There is a service of vans which goes about the town exchanging two kilos of separated garbage with purchase vouchers which allow to buy one kilo food (or notebooks, or books, or transport tickets). In this way, 96% of the town garbage is collected and recycled. This has allowed to spare millions of dollars to build and manage a garbage dump. Through the cleanliness of the town and an improved nourishment of the poor population they have achieved a clear health improvement.
The children’s death rate is one third with respect to the national one. There are thirty-six hospitals with four thousand five hundred beds, free medicines and medical assistance all over the territory. There are twenty-four telephone lines available to the inhabitants for all sorts of information. One of these offers to the poorer citizens the current prices of two hundred and twenty-two basic products. In this way consumers are sure not to fall victims to dishonest shopkeepers.
There are thirty district libraries with seven thousand books each. They are called «Knowledge lighthouses», and are small prefabricated houses with a white and red striped tube 15 meters high. On top of this there is a glass bubble from which a policeman controls that children and old people may reach the library without being disturbed. There are twenty theatres, seventy-four museums and cultural centres, and all of the one hundred and twenty schools in town offer evening courses.
They organize vocational training courses for ten thousand people per year. They are connected to a «Solidarity telephone» which allows collecting electric household appliances and used furniture, which are repaired by the crafts apprentices and resold at low prices in markets or given away.
Thanks to the microcredits, after learning a craft the young people can open up their own shop. There is help also for those who want to become pedlars through the permits granted to the trade. And it is the logic behind the way problems are faced which is different. For example, the action of a group of young hooligans who pulled off the flowers from the botanical gardens was interpreted as a call for help, and the youngsters were engaged as garden assistants.
Another of Lerner’s great initiatives has been that of creating tens of parks with small lakes and to plant trees all over the place. Curitiba is the greenest town in the world. In short, a paradise with 96% schooling (in 1996). The inhabitants with a higher education certificate are 83%. The town has one third less poor people than the rest of Brazil, and the life expectancy reaches seventy-two years, on average as much as in the USA but with a rent per capita which is only 27% that of the USA. Taking into consideration that it is a third world town, it isn’t bad...
The question here is, why the Curitiba experience is not known in Italy.

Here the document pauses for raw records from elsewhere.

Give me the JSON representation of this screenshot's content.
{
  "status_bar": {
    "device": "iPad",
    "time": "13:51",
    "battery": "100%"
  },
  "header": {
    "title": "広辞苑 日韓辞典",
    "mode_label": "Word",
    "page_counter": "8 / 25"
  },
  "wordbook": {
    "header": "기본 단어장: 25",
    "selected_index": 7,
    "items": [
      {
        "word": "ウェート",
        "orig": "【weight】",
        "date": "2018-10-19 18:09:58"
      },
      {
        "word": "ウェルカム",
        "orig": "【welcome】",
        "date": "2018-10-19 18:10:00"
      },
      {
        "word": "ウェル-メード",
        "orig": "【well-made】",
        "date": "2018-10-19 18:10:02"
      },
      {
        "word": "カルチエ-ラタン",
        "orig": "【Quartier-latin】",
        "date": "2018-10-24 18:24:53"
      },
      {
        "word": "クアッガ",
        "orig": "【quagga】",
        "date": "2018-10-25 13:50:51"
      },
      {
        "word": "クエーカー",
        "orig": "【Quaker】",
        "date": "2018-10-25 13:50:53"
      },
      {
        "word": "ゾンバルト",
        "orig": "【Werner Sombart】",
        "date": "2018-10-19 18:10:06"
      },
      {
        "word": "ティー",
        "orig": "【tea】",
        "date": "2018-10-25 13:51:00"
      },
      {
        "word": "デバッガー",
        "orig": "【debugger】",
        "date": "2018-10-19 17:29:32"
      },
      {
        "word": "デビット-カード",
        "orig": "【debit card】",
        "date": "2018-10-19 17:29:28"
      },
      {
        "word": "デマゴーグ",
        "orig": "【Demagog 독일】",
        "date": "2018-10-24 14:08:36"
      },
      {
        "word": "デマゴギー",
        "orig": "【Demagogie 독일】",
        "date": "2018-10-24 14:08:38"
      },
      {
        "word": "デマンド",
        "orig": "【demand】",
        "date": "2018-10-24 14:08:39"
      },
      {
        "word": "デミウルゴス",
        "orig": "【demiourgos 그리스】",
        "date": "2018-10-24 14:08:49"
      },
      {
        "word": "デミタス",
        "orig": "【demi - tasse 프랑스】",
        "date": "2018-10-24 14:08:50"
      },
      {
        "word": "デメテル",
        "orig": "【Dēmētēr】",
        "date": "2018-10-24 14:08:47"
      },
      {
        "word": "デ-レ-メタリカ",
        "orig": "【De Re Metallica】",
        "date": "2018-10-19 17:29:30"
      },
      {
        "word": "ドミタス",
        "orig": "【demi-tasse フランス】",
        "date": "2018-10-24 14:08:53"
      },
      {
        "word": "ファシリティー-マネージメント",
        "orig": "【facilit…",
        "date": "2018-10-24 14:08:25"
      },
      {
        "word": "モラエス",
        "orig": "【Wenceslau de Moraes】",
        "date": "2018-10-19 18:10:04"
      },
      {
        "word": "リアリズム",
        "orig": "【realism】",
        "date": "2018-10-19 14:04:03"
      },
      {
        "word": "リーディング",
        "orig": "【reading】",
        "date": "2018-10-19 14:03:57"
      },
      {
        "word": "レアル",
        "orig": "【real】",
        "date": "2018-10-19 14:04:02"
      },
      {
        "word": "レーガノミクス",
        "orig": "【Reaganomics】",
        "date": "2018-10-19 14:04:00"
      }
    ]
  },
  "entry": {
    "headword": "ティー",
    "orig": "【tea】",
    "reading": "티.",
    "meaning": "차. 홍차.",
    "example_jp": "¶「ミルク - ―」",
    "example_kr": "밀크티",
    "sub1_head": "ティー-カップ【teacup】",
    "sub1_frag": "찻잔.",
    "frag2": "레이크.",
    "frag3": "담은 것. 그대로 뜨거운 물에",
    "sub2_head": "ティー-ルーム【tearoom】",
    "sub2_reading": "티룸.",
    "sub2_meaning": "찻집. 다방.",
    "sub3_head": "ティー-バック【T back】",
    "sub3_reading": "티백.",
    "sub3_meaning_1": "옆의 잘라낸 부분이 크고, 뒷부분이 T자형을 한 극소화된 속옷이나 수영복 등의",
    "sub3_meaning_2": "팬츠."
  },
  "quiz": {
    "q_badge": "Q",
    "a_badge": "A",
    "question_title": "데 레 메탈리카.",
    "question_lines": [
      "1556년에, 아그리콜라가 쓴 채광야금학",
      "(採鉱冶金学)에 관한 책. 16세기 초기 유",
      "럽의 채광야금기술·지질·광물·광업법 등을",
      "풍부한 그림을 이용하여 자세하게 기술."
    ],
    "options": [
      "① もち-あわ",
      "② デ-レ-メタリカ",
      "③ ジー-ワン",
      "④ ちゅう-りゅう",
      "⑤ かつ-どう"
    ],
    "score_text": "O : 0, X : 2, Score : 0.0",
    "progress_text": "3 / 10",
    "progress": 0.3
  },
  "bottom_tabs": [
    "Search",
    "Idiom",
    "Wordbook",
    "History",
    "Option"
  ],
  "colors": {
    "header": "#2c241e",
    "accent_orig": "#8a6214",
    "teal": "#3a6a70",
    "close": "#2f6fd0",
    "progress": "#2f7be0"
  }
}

We have made a research and were told that some years ago the magazine «Nuova Ecologia» published a long report on this miracle of creative honesty. And also the «Espresso» wrote about it. Then, why Curitiba has not become an example for others to imitate? Why these clever and exciting techniques have not been adopted by the Italian left wing parties? What happens to our politicians? Haven’t they got any practical sense? Are they ill of seriousness? Can’t they dream anymore?